> _WHAT THE TASK REQUIRES_: Word for word, restate the entries that follow.
[THE RECORDS]
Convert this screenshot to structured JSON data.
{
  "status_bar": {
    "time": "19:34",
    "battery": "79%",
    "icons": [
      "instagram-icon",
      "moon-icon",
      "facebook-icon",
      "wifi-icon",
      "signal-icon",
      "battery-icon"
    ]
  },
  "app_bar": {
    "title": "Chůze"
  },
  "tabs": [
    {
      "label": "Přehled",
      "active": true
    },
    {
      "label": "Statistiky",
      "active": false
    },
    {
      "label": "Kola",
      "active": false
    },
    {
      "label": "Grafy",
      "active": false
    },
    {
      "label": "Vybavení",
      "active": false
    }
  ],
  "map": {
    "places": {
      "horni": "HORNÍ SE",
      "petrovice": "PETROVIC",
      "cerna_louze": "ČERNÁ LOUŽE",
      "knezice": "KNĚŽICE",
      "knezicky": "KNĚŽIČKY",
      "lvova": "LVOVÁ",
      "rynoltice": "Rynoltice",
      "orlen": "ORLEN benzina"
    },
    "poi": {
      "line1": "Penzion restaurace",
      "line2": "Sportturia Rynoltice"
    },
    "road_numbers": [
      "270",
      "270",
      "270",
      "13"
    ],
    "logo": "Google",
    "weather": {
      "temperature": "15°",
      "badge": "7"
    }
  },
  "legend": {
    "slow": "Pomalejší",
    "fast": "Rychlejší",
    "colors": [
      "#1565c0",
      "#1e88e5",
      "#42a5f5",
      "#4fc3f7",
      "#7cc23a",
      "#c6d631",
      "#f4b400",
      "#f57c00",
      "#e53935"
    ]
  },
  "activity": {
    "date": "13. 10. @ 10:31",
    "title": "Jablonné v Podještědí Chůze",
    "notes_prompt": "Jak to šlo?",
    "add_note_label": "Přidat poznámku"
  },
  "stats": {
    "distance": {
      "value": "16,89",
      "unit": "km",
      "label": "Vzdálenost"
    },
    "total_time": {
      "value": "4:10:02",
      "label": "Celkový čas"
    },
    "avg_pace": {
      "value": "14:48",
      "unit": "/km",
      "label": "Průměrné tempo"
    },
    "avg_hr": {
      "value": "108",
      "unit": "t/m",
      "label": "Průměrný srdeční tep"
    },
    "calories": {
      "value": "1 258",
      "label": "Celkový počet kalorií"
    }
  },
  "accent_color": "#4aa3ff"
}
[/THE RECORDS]
> _EXPECTED ANSWER_:
Convert this screenshot to structured JSON data.
{
  "status_bar": {
    "time": "19:34",
    "battery": "79%",
    "icons": [
      "instagram-icon",
      "moon-icon",
      "facebook-icon",
      "wifi-icon",
      "signal-icon",
      "battery-icon"
    ]
  },
  "app_bar": {
    "title": "Chůze"
  },
  "tabs": [
    {
      "label": "Přehled",
      "active": true
    },
    {
      "label": "Statistiky",
      "active": false
    },
    {
      "label": "Kola",
      "active": false
    },
    {
      "label": "Grafy",
      "active": false
    },
    {
      "label": "Vybavení",
      "active": false
    }
  ],
  "map": {
    "places": {
      "horni": "HORNÍ SE",
      "petrovice": "PETROVIC",
      "cerna_louze": "ČERNÁ LOUŽE",
      "knezice": "KNĚŽICE",
      "knezicky": "KNĚŽIČKY",
      "lvova": "LVOVÁ",
      "rynoltice": "Rynoltice",
      "orlen": "ORLEN benzina"
    },
    "poi": {
      "line1": "Penzion restaurace",
      "line2": "Sportturia Rynoltice"
    },
    "road_numbers": [
      "270",
      "270",
      "270",
      "13"
    ],
    "logo": "Google",
    "weather": {
      "temperature": "15°",
      "badge": "7"
    }
  },
  "legend": {
    "slow": "Pomalejší",
    "fast": "Rychlejší",
    "colors": [
      "#1565c0",
      "#1e88e5",
      "#42a5f5",
      "#4fc3f7",
      "#7cc23a",
      "#c6d631",
      "#f4b400",
      "#f57c00",
      "#e53935"
    ]
  },
  "activity": {
    "date": "13. 10. @ 10:31",
    "title": "Jablonné v Podještědí Chůze",
    "notes_prompt": "Jak to šlo?",
    "add_note_label": "Přidat poznámku"
  },
  "stats": {
    "distance": {
      "value": "16,89",
      "unit": "km",
      "label": "Vzdálenost"
    },
    "total_time": {
      "value": "4:10:02",
      "label": "Celkový čas"
    },
    "avg_pace": {
      "value": "14:48",
      "unit": "/km",
      "label": "Průměrné tempo"
    },
    "avg_hr": {
      "value": "108",
      "unit": "t/m",
      "label": "Průměrný srdeční tep"
    },
    "calories": {
      "value": "1 258",
      "label": "Celkový počet kalorií"
    }
  },
  "accent_color": "#4aa3ff"
}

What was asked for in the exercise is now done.